Photo courtesy pexels.com
On Friday, April 23, the University of Michigan announced that all students with plans to live on-campus for Fall 2021 will be required to provide proof of a completed COVID-19 vaccination by July 15 to be permitted to move into their assigned room. This new rule only applies to students eligible to live in one of the University of Michigan’s many residence halls, which already operate at a restricted capacity (and are expected to be at only 80% capacity this fall). Students participating in a different form of on-campus housing are not yet affected by this mandate.
The University of Michigan joins Oakland University as the second public university in the state to offer up a COVID-19 vaccination requirement to its students. The announcement can be found on the University of Michigan’s student affairs website where the vice president for student life at the University of Michigan, Martino Harmon, offered a quote on the importance of Michigan students getting vaccinated before the fall semester begins.
“We know that widespread vaccination will be the only way to facilitate a return to normal and robust campus life,” said Harmon. “This is not a mandate to be vaccinated, but rather a choice to live in communal living and therefore make the choice to get vaccinated.”
For the time being, the administration of Aquinas College will not be requiring proof of a COVID-19 vaccination from its students or employees. However, Aquinas continues to offer up a variety of resources on their website, including directions on vaccine registration, eligibility, and what to expect before, during, and after receiving a COVID-19 vaccine.
On March 30, Aquinas College began its efforts to encourage its students to get vaccinated at the readily available West Michigan Vaccine Clinic at DeVos Place, which is now taking walk-ins at certain times of day.
Prior to its vaccine requirement, the University of Michigan asked all Michigan students to voluntarily share their vaccination information with them by uploading an image of their COVID-19 vaccination card and privately sending it to the student affairs office.
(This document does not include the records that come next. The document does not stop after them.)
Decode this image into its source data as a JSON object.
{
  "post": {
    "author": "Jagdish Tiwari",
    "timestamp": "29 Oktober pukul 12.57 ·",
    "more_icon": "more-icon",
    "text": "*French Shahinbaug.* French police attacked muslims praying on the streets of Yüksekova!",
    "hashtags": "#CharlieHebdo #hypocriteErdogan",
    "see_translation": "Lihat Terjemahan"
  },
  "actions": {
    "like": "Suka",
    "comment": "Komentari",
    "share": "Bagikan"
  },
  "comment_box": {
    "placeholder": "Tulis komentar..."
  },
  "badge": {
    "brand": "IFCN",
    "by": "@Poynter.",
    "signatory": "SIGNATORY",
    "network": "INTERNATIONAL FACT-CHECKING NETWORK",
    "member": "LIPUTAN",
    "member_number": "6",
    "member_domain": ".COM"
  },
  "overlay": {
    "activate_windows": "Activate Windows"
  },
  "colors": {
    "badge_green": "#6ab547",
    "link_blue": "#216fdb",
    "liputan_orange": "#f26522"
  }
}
This access to vaccination information will be used by campus officials to make decisions in relation to student experiences in residence halls, as well as aid in granting exemptions from weekly testing and quarantines.
As of April 22, more than 2700 students at the University of Michigan have done so.
Aquinas College has offered no plan to its students on a possible vaccine requirement, voluntary sharing of vaccination information, or capacity restrictions on campus residence halls.
In the past month, the number of active COVID-19 cases within the Aquinas student body has gone from six to as high as 27 active cases. There have been 63 total cases in this semester alone.